He gets his chance when he is sent to Ireland to in order to reinforce the English troops engaged in fighting the Catholic rebels. His commanding officer, the Earl of Ormond, is an experienced and pragmatic man Stephen finds he can respect. Not so Captain Oliver Dane, who is brutal, uncompromising and without conscience, as Stephen discovers when Dane orders the slaughter of Irish prisoners after an English victory. Stephen is furious and disgusted at such an act and can’t help speaking out against Dane’s orders, something which marks him for trouble and earns Dane’s implacable enmity. Following a raid on his camp, Stephen is badly wounded and is brought home to recover, but his mind is more severely injured than his body and it is some time before he can let go of his rage for long enough to be able to coldly plan his vengeance. But to gain that, he needs to return to Ireland – and to do so, he must make a bargain with Walsingham, Elizabeth’s spymaster, and infiltrate one of the principal rebel strongholds.
It’s a decision which is going to profoundly change the course of his life, but from which there is no going back.
Ms. Andersen does a great job in balancing the personal stories of the Courtenays, Elizabeth and Anabel against the bigger picture of the highly volatile political situation. Mary Stuart, formerly Queen of Scots and now married to Philip of Spain, wants Spain to join forces with their Irish Catholic brethren against the English oppressors, and war is inevitable. It’s just a question of when it’s going to happen and how long Elizabeth has to prepare for it.

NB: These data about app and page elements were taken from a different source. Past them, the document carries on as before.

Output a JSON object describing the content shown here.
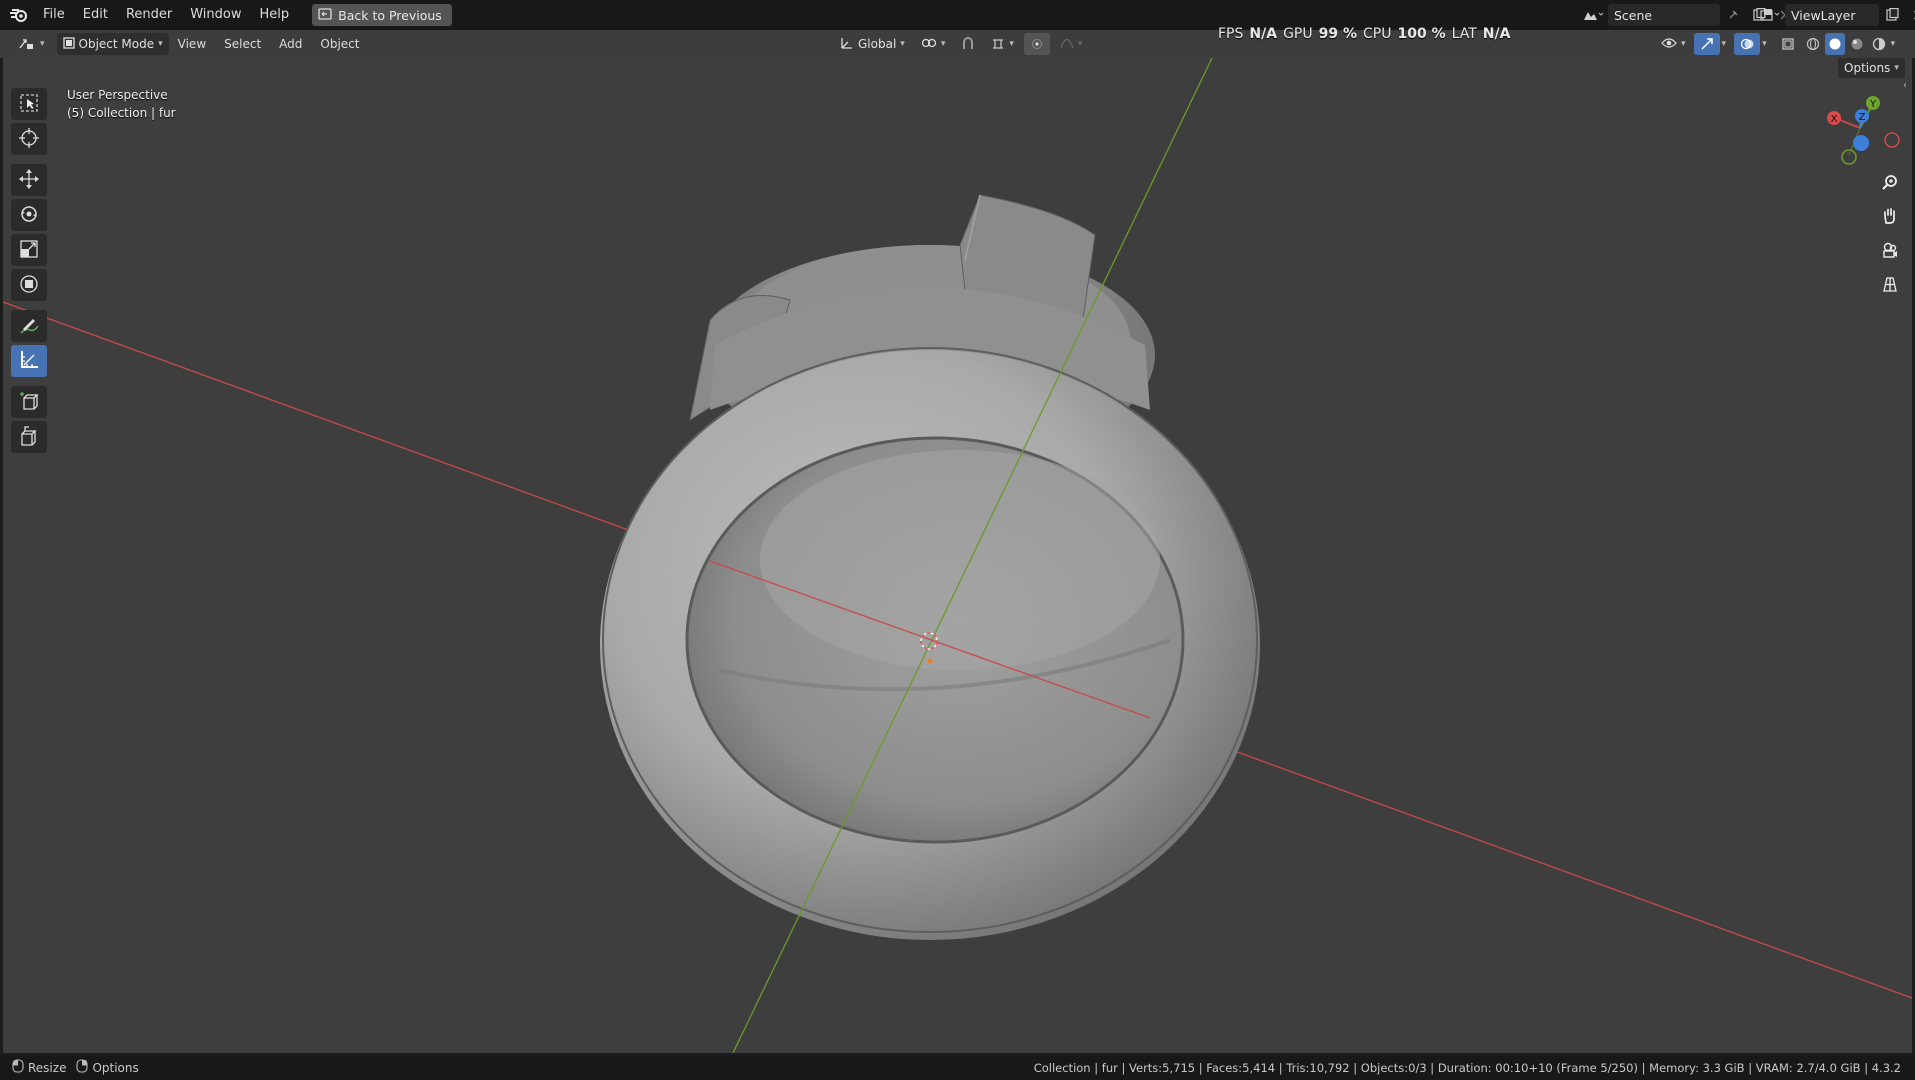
{
  "topbar": {
    "menu": [
      "File",
      "Edit",
      "Render",
      "Window",
      "Help"
    ],
    "back_button": "Back to Previous",
    "scene_label": "Scene",
    "viewlayer_label": "ViewLayer"
  },
  "header": {
    "mode": "Object Mode",
    "menus": [
      "View",
      "Select",
      "Add",
      "Object"
    ],
    "orientation": "Global",
    "options_label": "Options"
  },
  "stats": {
    "fps_label": "FPS",
    "fps_value": "N/A",
    "gpu_label": "GPU",
    "gpu_value": "99 %",
    "cpu_label": "CPU",
    "cpu_value": "100 %",
    "lat_label": "LAT",
    "lat_value": "N/A"
  },
  "viewport": {
    "view_name": "User Perspective",
    "collection_info": "(5) Collection | fur",
    "gizmo_axes": {
      "x": "X",
      "y": "Y",
      "z": "Z"
    }
  },
  "statusbar": {
    "resize_label": "Resize",
    "options_label": "Options",
    "info": "Collection | fur | Verts:5,715 | Faces:5,414 | Tris:10,792 | Objects:0/3 | Duration: 00:10+10 (Frame 5/250) | Memory: 3.3 GiB | VRAM: 2.7/4.0 GiB | 4.3.2"
  },
  "colors": {
    "x_axis": "#c84a4a",
    "y_axis": "#6a9a2a",
    "accent": "#4772b3",
    "viewport_bg": "#3e3e3e"
  },
  "icons": {
    "toolbar": [
      "select-box-icon",
      "cursor-icon",
      "move-icon",
      "rotate-icon",
      "scale-icon",
      "transform-icon",
      "annotate-icon",
      "measure-icon",
      "add-cube-icon",
      "extrude-icon"
    ],
    "navigation": [
      "zoom-icon",
      "hand-pan-icon",
      "camera-icon",
      "grid-icon"
    ]
  }
}
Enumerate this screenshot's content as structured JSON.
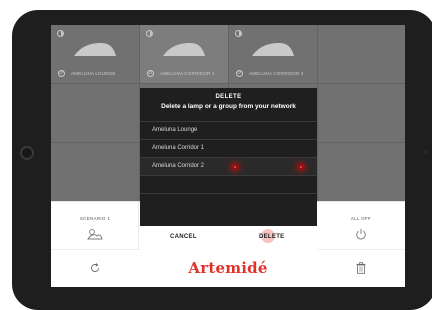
{
  "lamps": [
    {
      "name": "AMELUNA LOUNGE",
      "selected": false
    },
    {
      "name": "AMELUNA CORRIDOR 1",
      "selected": true
    },
    {
      "name": "AMELUNA CORRIDOR 2",
      "selected": false
    }
  ],
  "dialog": {
    "title": "DELETE",
    "subtitle": "Delete a lamp or a group from your network",
    "items": [
      "Ameluna Lounge",
      "Ameluna Corridor 1",
      "Ameluna Corridor 2"
    ],
    "cancel_label": "CANCEL",
    "delete_label": "DELETE"
  },
  "scenes": {
    "scenario_label": "SCENARIO 1",
    "all_off_label": "ALL OFF"
  },
  "footer": {
    "brand": "Artemidé"
  },
  "colors": {
    "brand_red": "#e0322b",
    "dialog_bg": "#1f1f1f",
    "tile_bg": "#8a8a8a",
    "delete_marker": "#8a1414"
  }
}
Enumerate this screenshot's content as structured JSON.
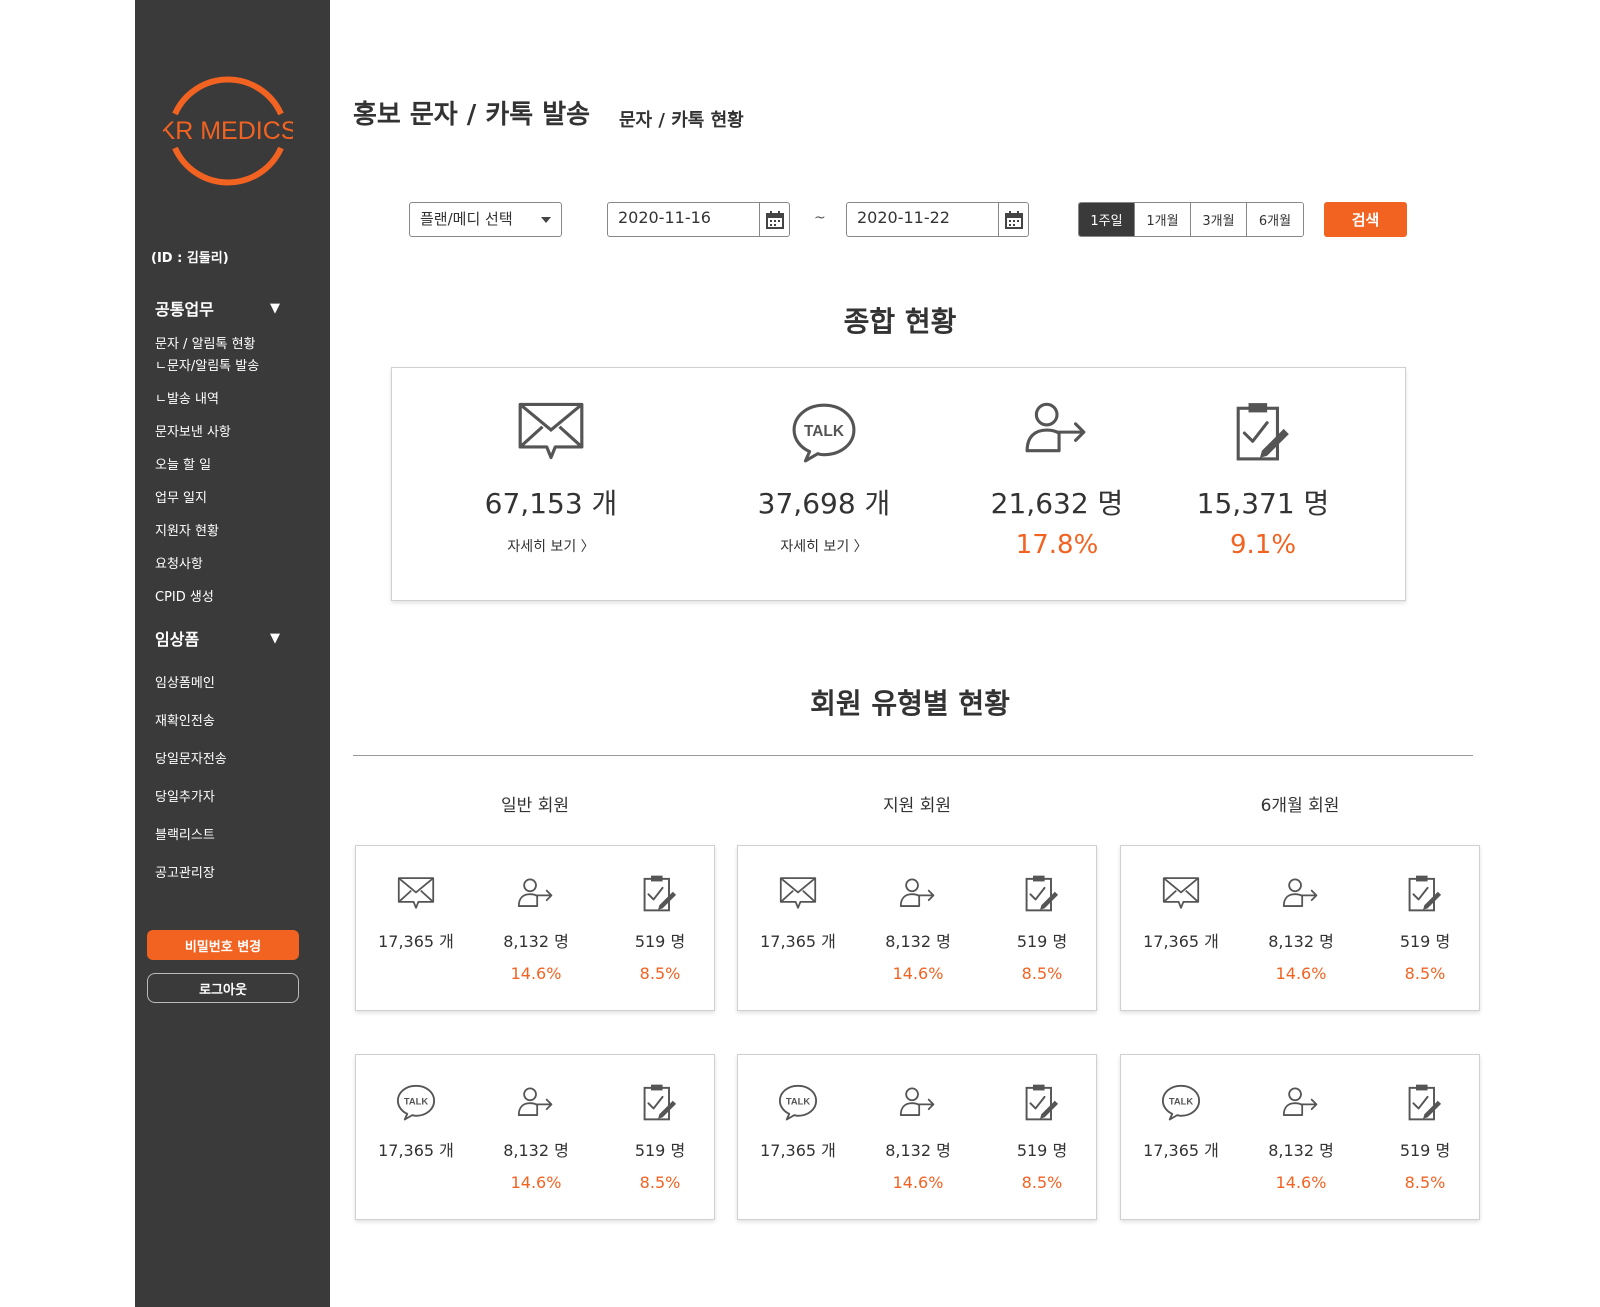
{
  "sidebar": {
    "logo_text": "KR MEDICS",
    "user_id": "(ID : 김둘리)",
    "sections": [
      {
        "label": "공통업무",
        "items": [
          "문자 / 알림톡 현황",
          "ㄴ문자/알림톡 발송",
          "ㄴ발송 내역",
          "문자보낸 사항",
          "오늘 할 일",
          "업무 일지",
          "지원자 현황",
          "요청사항",
          "CPID 생성"
        ]
      },
      {
        "label": "임상폼",
        "items": [
          "임상폼메인",
          "재확인전송",
          "당일문자전송",
          "당일추가자",
          "블랙리스트",
          "공고관리장"
        ]
      }
    ],
    "password_button": "비밀번호 변경",
    "logout_button": "로그아웃"
  },
  "header": {
    "title": "홍보 문자 / 카톡 발송",
    "subtitle": "문자 / 카톡 현황"
  },
  "filter": {
    "select_label": "플랜/메디 선택",
    "date_from": "2020-11-16",
    "date_to": "2020-11-22",
    "separator": "~",
    "periods": [
      "1주일",
      "1개월",
      "3개월",
      "6개월"
    ],
    "active_period": "1주일",
    "search_button": "검색"
  },
  "summary": {
    "title": "종합 현황",
    "items": [
      {
        "icon": "mail-icon",
        "value": "67,153 개",
        "link": "자세히 보기 〉"
      },
      {
        "icon": "talk-icon",
        "value": "37,698 개",
        "link": "자세히 보기 〉"
      },
      {
        "icon": "user-arrow-icon",
        "value": "21,632 명",
        "percent": "17.8%"
      },
      {
        "icon": "clipboard-check-icon",
        "value": "15,371 명",
        "percent": "9.1%"
      }
    ]
  },
  "member_types": {
    "title": "회원 유형별 현황",
    "groups": [
      {
        "label": "일반 회원",
        "sms": {
          "count": "17,365 개",
          "reached": "8,132 명",
          "reached_pct": "14.6%",
          "applied": "519 명",
          "applied_pct": "8.5%"
        },
        "talk": {
          "count": "17,365 개",
          "reached": "8,132 명",
          "reached_pct": "14.6%",
          "applied": "519 명",
          "applied_pct": "8.5%"
        }
      },
      {
        "label": "지원 회원",
        "sms": {
          "count": "17,365 개",
          "reached": "8,132 명",
          "reached_pct": "14.6%",
          "applied": "519 명",
          "applied_pct": "8.5%"
        },
        "talk": {
          "count": "17,365 개",
          "reached": "8,132 명",
          "reached_pct": "14.6%",
          "applied": "519 명",
          "applied_pct": "8.5%"
        }
      },
      {
        "label": "6개월 회원",
        "sms": {
          "count": "17,365 개",
          "reached": "8,132 명",
          "reached_pct": "14.6%",
          "applied": "519 명",
          "applied_pct": "8.5%"
        },
        "talk": {
          "count": "17,365 개",
          "reached": "8,132 명",
          "reached_pct": "14.6%",
          "applied": "519 명",
          "applied_pct": "8.5%"
        }
      }
    ]
  },
  "colors": {
    "accent": "#f26322",
    "sidebar_bg": "#3a3a3a",
    "text": "#333333"
  }
}
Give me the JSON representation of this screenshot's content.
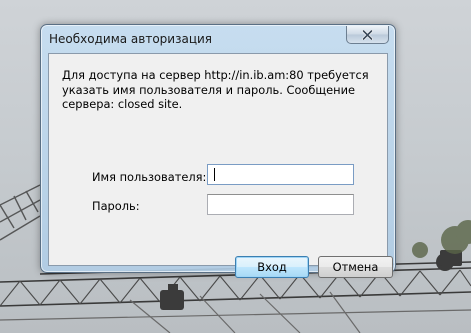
{
  "dialog": {
    "title": "Необходима авторизация",
    "message": "Для доступа на сервер http://in.ib.am:80 требуется указать имя пользователя и пароль. Сообщение сервера: closed site.",
    "username_label": "Имя пользователя:",
    "username_value": "",
    "password_label": "Пароль:",
    "password_value": "",
    "login_button": "Вход",
    "cancel_button": "Отмена",
    "close_icon": "close-icon"
  },
  "colors": {
    "titlebar": "#c6def2",
    "client_bg": "#f0f0f0",
    "default_button": "#bee6fd"
  }
}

The relationship between the queen and her heir is very well drawn; Anabel is as keenly intelligent and politically astute as her mother, but she also has to face difficult choices in her personal life. A princess cannot afford to love where she chooses, and her growing attachment to Kit Courtenay can’t be allowed to interfere with the need for her to make a matrimonial alliance with France or Scotland. Kit’s twin sister, Pippa, who is Anabel’s closest friend and adviser, is also struggling with her feelings for Matthew Harrington (the son of their father’s oldest servant and friend) as well as to bear the burden placed upon her by the ‘gift’ which enables her to gain insight into the future. I particularly enjoyed seeing Kit come into his own in this book. Before, he was characterised as a charming, devil-may-care type who made people laugh and whom nobody took seriously. But now, he’s growing up and finding his identity apart from his father and the older brother he idolises but can’t help resenting. Dominic and Minuette have roles to play, too, and I enjoyed meeting them again. They are parents of grown children, yet it’s clear that they are still as devoted and in love as ever they were as they try to reconcile their desire to stay out of the spotlight with their strong sense of duty.
There are several different storylines being pursued here, some of which end with the book and some which will no doubt be concluded in the following one, The Virgin’s War. Ms Andersen has once again crafted a compelling, fast-moving and complex story and peopled it with a set of principal characters it’s easy to care about and root for. The Virgin’s Spy is a terrific read and I’d definitely recommend it to anyone who enjoys historical fiction but is in the mood for something a little different.